In addition to the above study, which was included in a working paper authored by nearly 80 scientists analyzing the economic implications of the 30×30 initiative (which concludes, by the way, that protecting at least 30% of the world’s lands and oceans provides greater benefits than the status quo, both in terms of financial outcomes and non-monetary measures like ecosystem services), the International Union for the Conservation of Nature (IUCN) just released their latest guidelines for conserving connectivity through ecological networks and corridors. The two are related in that conserving 30% of terrestrial and marine ecosystems by 2030 (the goal of 30×30) will inevitably and by design provide ecological networks that include areas protected to various degrees and the necessary habitat connectivity corridors, two restoration and rehabilitation mechanisms necessary to stem the tide of biodiversity loss, and bolster an increasingly insecure global economy.
We are learning that large scale conservation initiatives have economic value, in addition to ecological value. It is imperative that land management agencies begin to think in terms of the movement ecology of species, and not just the obvious charismatic megafauna like polar bears or elephants, but the slow migrators as well, such as trees and shrubs. As we face the escalating effects of the climate crisis, and the positive feedback loop of biodiversity loss it is feeding, floral and faunal stresses will increase and extirpation events will follow suit. We need governments and the land management agencies they oversee to think boldly and creatively about how to promote climate resilience and stem the tide of biodiversity loss. This includes upending the status quo, particularly in situations of commercial use that are no longer economically or ecologically viable due to climatic infeasibility. Livestock grazing in the desert Southwest is a perfect example of this. Check out Guardians’ grazing permit retirement campaign to learn more about the measures we’re taking to provide both ranchers and the land the opportunity to diversify and rehabilitate.
WildEarth Guardians’ Greater Gila Campaign is aiming to bundle all these factors together to form a new style of connectivity conservation to be practiced on several million acres of protected land spanning the New Mexico-Arizona border, a region facing dire water stresses and increased threats to already endangered species and ecosystems in a climate crisis-induced megadrought. We envision a large landscape designation that would set the stage for the ecological and economic benefits of land protections to be, for lack of a better word, capitalized on. What if, in this landscape that inspired Aldo Leopold’s visionary land ethic, the Forest Service fully mobilized the Leopoldian legacy in service of new standards of management that align with 30×30 goals and IUCN guidelines?

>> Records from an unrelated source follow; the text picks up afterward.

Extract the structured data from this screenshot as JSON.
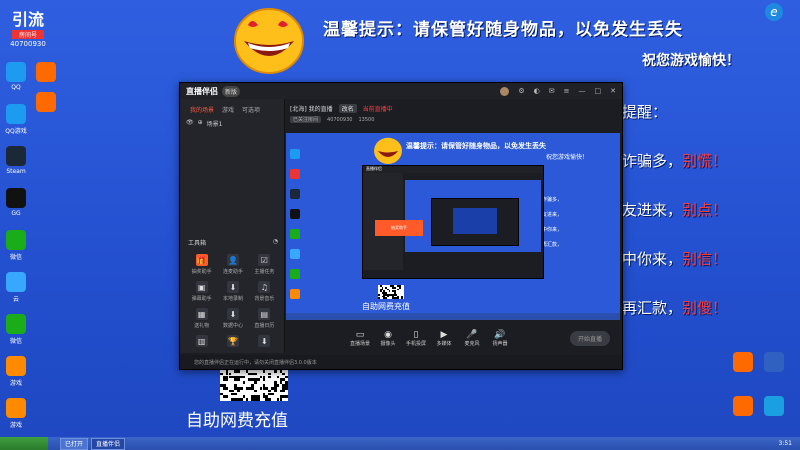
{
  "desktop": {
    "top_left_badge": "引流",
    "top_left_sub": "房间号",
    "top_left_num": "40700930",
    "icons_left": [
      {
        "label": "QQ",
        "color": "#1d9bf0"
      },
      {
        "label": "QQ游戏",
        "color": "#1d9bf0"
      },
      {
        "label": "Steam",
        "color": "#1b2838"
      },
      {
        "label": "GG",
        "color": "#111"
      },
      {
        "label": "微信",
        "color": "#1aad19"
      },
      {
        "label": "云",
        "color": "#38a8ff"
      },
      {
        "label": "微信",
        "color": "#1aad19"
      },
      {
        "label": "游戏",
        "color": "#ff8a00"
      },
      {
        "label": "游戏",
        "color": "#ff8a00"
      }
    ],
    "icons_left2": [
      {
        "label": "",
        "color": "#ff6a00"
      },
      {
        "label": "",
        "color": "#ff6a00"
      }
    ],
    "icons_right": [
      {
        "label": "",
        "color": "#ff6a00"
      },
      {
        "label": "",
        "color": "#3060c0"
      },
      {
        "label": "",
        "color": "#ff6a00"
      },
      {
        "label": "",
        "color": "#1aa0e0"
      }
    ],
    "banner_title": "温馨提示：请保管好随身物品，以免发生丢失",
    "banner_sub": "祝您游戏愉快！",
    "warnings": [
      {
        "text": "提醒：",
        "red": ""
      },
      {
        "text": "诈骗多，",
        "red": "别慌！"
      },
      {
        "text": "友进来，",
        "red": "别点！"
      },
      {
        "text": "中你来，",
        "red": "别信！"
      },
      {
        "text": "再汇款，",
        "red": "别傻！"
      }
    ],
    "recharge_text": "自助网费充值"
  },
  "window": {
    "logo": "直播伴侣",
    "badge": "新版",
    "tabs": [
      "我的场景",
      "游戏",
      "可选项"
    ],
    "scene_label": "场景1",
    "tools_title": "工具箱",
    "tools": [
      {
        "label": "抽奖助手",
        "icon": "🎁",
        "active": true
      },
      {
        "label": "连麦助手",
        "icon": "👤",
        "active": false
      },
      {
        "label": "主播任务",
        "icon": "☑",
        "active": false
      },
      {
        "label": "弹幕助手",
        "icon": "▣",
        "active": false
      },
      {
        "label": "本地录制",
        "icon": "⬇",
        "active": false
      },
      {
        "label": "背景音乐",
        "icon": "♫",
        "active": false
      },
      {
        "label": "送礼物",
        "icon": "▦",
        "active": false
      },
      {
        "label": "数据中心",
        "icon": "⬇",
        "active": false
      },
      {
        "label": "直播日历",
        "icon": "▤",
        "active": false
      },
      {
        "label": "",
        "icon": "▥",
        "active": false
      },
      {
        "label": "",
        "icon": "🏆",
        "active": false
      },
      {
        "label": "",
        "icon": "⬇",
        "active": false
      }
    ],
    "stream_title": "[北海] 我的直播",
    "stream_tag": "改名",
    "stream_red": "当前直播中",
    "stream_row2": [
      "已关注房间",
      "40700930",
      "13500"
    ],
    "status_text": "您的直播伴侣正在运行中，请勿关闭直播伴侣3.0.0版本",
    "bottom_items": [
      {
        "label": "直播场景",
        "icon": "▭"
      },
      {
        "label": "摄像头",
        "icon": "◉"
      },
      {
        "label": "手机投屏",
        "icon": "▯"
      },
      {
        "label": "多媒体",
        "icon": "▶"
      },
      {
        "label": "麦克风",
        "icon": "🎤"
      },
      {
        "label": "扬声器",
        "icon": "🔊"
      }
    ],
    "start_live": "开始直播"
  },
  "taskbar": {
    "buttons": [
      {
        "label": "已打开",
        "active": false
      },
      {
        "label": "直播伴侣",
        "active": true
      }
    ],
    "clock": "3:51"
  }
}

What if the Greater Gila Bioregion became a national model for what public lands management can become when we all choose climate resilience and biodiversity over asymmetrically distributed profits from extractive industries? What if the devastation wreaked by multinational corporations like Freeport-McMoRan and their Chino Mine in Silver City, NM was remediated and then abandoned in favor of a civil corps committed to custodial environmental efforts? The Taos Pueblo-Rocky Mountain Youth Corps just up the road in Taos, NM offers an example of a creative solution to both social and environmental issues. For 25 years they have been offering tribal youth the opportunity to learn valuable skills while contributing to the ecological resilience of their community. Similar federally funded programs are needed throughout the West, and ecological robustness is a good investment no matter how you slice it.
What if the contemporary and historical Indigenous relationship to land was valued as much as or more than its grazing or mining or drilling potential? What if our governance of public spaces became polycentric, orbiting around a commitment to fostering diversity of both human and non-human inhabitants, prioritizing respect and stewardship and education in order to ensure bio-integrity for many generations to come?
We need not speculate over every counterfactual. It is time to take the efforts of the World Economic Forum and the IUCN and run with them. We must run towards the incredible expanses of open space that define who we know ourselves to be. We must think in terms of the commons, for public lands are, at their core, common lands. We must honor their original and current Indigenous inhabitants. We must follow their lead on respectful cohabitation. Let’s make the Greater Gila the exemplar for connectivity conservation, multispecies justice, and a softer, more considerate way of being a human on Planet Earth.